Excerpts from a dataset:
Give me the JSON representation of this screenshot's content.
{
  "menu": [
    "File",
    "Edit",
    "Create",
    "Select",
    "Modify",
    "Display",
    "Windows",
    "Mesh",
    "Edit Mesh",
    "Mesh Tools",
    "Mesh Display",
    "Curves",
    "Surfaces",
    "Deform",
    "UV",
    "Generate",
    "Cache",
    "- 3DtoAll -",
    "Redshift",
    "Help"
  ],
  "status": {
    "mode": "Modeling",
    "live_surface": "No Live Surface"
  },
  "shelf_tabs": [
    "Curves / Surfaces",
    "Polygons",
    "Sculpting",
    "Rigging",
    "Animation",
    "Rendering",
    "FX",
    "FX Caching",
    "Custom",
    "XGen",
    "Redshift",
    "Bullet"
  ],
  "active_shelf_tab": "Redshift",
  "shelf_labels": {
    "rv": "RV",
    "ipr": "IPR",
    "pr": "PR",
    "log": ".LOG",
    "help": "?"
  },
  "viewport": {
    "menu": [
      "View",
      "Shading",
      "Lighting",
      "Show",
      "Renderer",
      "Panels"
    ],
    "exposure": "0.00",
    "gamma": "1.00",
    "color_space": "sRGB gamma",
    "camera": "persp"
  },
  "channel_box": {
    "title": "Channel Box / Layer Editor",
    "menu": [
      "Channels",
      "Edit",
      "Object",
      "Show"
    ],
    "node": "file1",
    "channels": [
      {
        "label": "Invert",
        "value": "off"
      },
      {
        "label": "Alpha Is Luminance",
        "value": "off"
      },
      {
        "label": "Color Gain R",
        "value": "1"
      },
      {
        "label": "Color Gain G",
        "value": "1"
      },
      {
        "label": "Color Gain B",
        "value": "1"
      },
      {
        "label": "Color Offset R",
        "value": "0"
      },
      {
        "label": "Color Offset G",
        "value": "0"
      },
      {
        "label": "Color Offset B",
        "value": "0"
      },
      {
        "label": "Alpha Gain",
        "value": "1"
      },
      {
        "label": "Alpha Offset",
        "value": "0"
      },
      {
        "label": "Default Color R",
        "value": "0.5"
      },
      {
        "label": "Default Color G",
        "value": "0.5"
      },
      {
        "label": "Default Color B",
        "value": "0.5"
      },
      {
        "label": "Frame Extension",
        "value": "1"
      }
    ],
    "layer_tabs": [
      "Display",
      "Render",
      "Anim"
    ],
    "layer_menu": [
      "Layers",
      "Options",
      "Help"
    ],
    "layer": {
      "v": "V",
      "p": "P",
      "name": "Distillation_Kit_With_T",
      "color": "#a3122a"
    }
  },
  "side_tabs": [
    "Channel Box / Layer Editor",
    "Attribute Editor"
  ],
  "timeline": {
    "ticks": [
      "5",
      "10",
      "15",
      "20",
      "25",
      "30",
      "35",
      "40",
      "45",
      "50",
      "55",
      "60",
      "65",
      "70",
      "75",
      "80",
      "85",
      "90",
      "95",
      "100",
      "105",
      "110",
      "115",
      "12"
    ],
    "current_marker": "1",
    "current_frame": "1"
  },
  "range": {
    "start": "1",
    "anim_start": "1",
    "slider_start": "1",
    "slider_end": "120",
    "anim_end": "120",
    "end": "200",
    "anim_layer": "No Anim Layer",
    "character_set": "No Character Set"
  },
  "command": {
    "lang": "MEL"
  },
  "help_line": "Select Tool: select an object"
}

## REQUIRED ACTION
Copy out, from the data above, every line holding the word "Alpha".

## YOUR SOLUTION
        "label": "Alpha Is Luminance",
        "label": "Alpha Gain",
        "label": "Alpha Offset",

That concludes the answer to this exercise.